About this exercise => Copy every line below exactly.

(Interface dataset entries)
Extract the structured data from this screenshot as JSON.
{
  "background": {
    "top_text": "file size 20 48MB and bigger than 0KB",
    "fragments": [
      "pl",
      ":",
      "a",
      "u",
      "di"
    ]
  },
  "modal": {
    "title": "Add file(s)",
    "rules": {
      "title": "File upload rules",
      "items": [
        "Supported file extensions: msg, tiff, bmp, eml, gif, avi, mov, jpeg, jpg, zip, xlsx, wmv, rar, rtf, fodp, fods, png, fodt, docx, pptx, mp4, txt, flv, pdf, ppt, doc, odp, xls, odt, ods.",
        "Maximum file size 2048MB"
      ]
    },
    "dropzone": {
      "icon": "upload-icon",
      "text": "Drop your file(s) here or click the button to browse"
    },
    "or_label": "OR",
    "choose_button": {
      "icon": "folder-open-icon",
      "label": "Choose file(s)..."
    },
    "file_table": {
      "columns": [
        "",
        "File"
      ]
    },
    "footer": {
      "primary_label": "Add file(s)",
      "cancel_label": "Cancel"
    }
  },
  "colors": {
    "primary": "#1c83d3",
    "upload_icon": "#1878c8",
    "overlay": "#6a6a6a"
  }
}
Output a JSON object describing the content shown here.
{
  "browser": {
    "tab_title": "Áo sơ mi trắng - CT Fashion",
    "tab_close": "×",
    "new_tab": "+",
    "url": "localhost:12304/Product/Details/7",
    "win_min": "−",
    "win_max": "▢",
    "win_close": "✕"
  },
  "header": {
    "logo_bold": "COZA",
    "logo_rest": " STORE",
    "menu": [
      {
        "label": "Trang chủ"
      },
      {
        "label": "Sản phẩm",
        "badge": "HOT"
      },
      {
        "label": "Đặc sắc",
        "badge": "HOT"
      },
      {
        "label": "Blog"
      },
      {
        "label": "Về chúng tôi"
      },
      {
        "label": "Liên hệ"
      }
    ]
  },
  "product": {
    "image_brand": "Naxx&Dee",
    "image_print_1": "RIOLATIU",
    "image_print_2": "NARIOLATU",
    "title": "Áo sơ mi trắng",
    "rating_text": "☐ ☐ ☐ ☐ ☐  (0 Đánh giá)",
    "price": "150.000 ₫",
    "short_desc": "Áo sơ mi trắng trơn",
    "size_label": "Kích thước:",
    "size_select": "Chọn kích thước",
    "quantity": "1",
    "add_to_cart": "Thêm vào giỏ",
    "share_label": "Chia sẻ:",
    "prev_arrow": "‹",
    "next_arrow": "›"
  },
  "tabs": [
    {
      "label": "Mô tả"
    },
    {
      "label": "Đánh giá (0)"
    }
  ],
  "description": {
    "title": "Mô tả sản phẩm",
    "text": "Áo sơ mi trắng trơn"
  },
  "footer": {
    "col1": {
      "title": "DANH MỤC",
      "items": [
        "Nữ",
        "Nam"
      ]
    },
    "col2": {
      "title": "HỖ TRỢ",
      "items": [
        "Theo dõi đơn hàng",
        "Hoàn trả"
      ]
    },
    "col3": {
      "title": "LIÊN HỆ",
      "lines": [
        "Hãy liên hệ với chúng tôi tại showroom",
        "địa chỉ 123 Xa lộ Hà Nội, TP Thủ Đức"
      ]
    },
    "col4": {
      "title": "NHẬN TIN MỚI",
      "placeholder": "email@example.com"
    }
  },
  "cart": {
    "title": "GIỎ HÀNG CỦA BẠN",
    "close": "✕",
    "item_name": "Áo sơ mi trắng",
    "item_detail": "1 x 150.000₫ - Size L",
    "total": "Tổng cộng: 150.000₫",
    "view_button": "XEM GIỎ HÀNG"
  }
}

Output for this exercise =>
Extract the structured data from this screenshot as JSON.
{
  "background": {
    "top_text": "file size 20 48MB and bigger than 0KB",
    "fragments": [
      "pl",
      ":",
      "a",
      "u",
      "di"
    ]
  },
  "modal": {
    "title": "Add file(s)",
    "rules": {
      "title": "File upload rules",
      "items": [
        "Supported file extensions: msg, tiff, bmp, eml, gif, avi, mov, jpeg, jpg, zip, xlsx, wmv, rar, rtf, fodp, fods, png, fodt, docx, pptx, mp4, txt, flv, pdf, ppt, doc, odp, xls, odt, ods.",
        "Maximum file size 2048MB"
      ]
    },
    "dropzone": {
      "icon": "upload-icon",
      "text": "Drop your file(s) here or click the button to browse"
    },
    "or_label": "OR",
    "choose_button": {
      "icon": "folder-open-icon",
      "label": "Choose file(s)..."
    },
    "file_table": {
      "columns": [
        "",
        "File"
      ]
    },
    "footer": {
      "primary_label": "Add file(s)",
      "cancel_label": "Cancel"
    }
  },
  "colors": {
    "primary": "#1c83d3",
    "upload_icon": "#1878c8",
    "overlay": "#6a6a6a"
  }
}
Output a JSON object describing the content shown here.
{
  "browser": {
    "tab_title": "Áo sơ mi trắng - CT Fashion",
    "tab_close": "×",
    "new_tab": "+",
    "url": "localhost:12304/Product/Details/7",
    "win_min": "−",
    "win_max": "▢",
    "win_close": "✕"
  },
  "header": {
    "logo_bold": "COZA",
    "logo_rest": " STORE",
    "menu": [
      {
        "label": "Trang chủ"
      },
      {
        "label": "Sản phẩm",
        "badge": "HOT"
      },
      {
        "label": "Đặc sắc",
        "badge": "HOT"
      },
      {
        "label": "Blog"
      },
      {
        "label": "Về chúng tôi"
      },
      {
        "label": "Liên hệ"
      }
    ]
  },
  "product": {
    "image_brand": "Naxx&Dee",
    "image_print_1": "RIOLATIU",
    "image_print_2": "NARIOLATU",
    "title": "Áo sơ mi trắng",
    "rating_text": "☐ ☐ ☐ ☐ ☐  (0 Đánh giá)",
    "price": "150.000 ₫",
    "short_desc": "Áo sơ mi trắng trơn",
    "size_label": "Kích thước:",
    "size_select": "Chọn kích thước",
    "quantity": "1",
    "add_to_cart": "Thêm vào giỏ",
    "share_label": "Chia sẻ:",
    "prev_arrow": "‹",
    "next_arrow": "›"
  },
  "tabs": [
    {
      "label": "Mô tả"
    },
    {
      "label": "Đánh giá (0)"
    }
  ],
  "description": {
    "title": "Mô tả sản phẩm",
    "text": "Áo sơ mi trắng trơn"
  },
  "footer": {
    "col1": {
      "title": "DANH MỤC",
      "items": [
        "Nữ",
        "Nam"
      ]
    },
    "col2": {
      "title": "HỖ TRỢ",
      "items": [
        "Theo dõi đơn hàng",
        "Hoàn trả"
      ]
    },
    "col3": {
      "title": "LIÊN HỆ",
      "lines": [
        "Hãy liên hệ với chúng tôi tại showroom",
        "địa chỉ 123 Xa lộ Hà Nội, TP Thủ Đức"
      ]
    },
    "col4": {
      "title": "NHẬN TIN MỚI",
      "placeholder": "email@example.com"
    }
  },
  "cart": {
    "title": "GIỎ HÀNG CỦA BẠN",
    "close": "✕",
    "item_name": "Áo sơ mi trắng",
    "item_detail": "1 x 150.000₫ - Size L",
    "total": "Tổng cộng: 150.000₫",
    "view_button": "XEM GIỎ HÀNG"
  }
}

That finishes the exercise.